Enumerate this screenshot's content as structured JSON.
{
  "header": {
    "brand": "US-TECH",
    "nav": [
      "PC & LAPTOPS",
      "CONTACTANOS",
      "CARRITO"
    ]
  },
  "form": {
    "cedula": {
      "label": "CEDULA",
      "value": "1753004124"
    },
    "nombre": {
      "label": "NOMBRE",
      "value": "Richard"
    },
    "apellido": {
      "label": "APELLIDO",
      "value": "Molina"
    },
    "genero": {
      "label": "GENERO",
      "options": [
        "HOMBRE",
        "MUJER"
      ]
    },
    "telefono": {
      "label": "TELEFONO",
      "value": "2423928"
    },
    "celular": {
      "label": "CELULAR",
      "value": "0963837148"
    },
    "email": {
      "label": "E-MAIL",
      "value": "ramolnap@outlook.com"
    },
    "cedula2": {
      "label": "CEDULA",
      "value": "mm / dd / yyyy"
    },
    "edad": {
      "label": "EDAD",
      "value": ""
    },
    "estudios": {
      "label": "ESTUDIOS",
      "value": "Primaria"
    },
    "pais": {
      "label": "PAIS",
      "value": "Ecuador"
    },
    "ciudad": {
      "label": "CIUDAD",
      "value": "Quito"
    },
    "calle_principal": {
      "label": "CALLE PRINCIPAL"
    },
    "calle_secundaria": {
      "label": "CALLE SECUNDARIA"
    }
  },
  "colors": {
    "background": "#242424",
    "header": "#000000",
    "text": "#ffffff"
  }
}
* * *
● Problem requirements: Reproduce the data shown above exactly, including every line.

● Answer for this exercise:
Enumerate this screenshot's content as structured JSON.
{
  "header": {
    "brand": "US-TECH",
    "nav": [
      "PC & LAPTOPS",
      "CONTACTANOS",
      "CARRITO"
    ]
  },
  "form": {
    "cedula": {
      "label": "CEDULA",
      "value": "1753004124"
    },
    "nombre": {
      "label": "NOMBRE",
      "value": "Richard"
    },
    "apellido": {
      "label": "APELLIDO",
      "value": "Molina"
    },
    "genero": {
      "label": "GENERO",
      "options": [
        "HOMBRE",
        "MUJER"
      ]
    },
    "telefono": {
      "label": "TELEFONO",
      "value": "2423928"
    },
    "celular": {
      "label": "CELULAR",
      "value": "0963837148"
    },
    "email": {
      "label": "E-MAIL",
      "value": "ramolnap@outlook.com"
    },
    "cedula2": {
      "label": "CEDULA",
      "value": "mm / dd / yyyy"
    },
    "edad": {
      "label": "EDAD",
      "value": ""
    },
    "estudios": {
      "label": "ESTUDIOS",
      "value": "Primaria"
    },
    "pais": {
      "label": "PAIS",
      "value": "Ecuador"
    },
    "ciudad": {
      "label": "CIUDAD",
      "value": "Quito"
    },
    "calle_principal": {
      "label": "CALLE PRINCIPAL"
    },
    "calle_secundaria": {
      "label": "CALLE SECUNDARIA"
    }
  },
  "colors": {
    "background": "#242424",
    "header": "#000000",
    "text": "#ffffff"
  }
}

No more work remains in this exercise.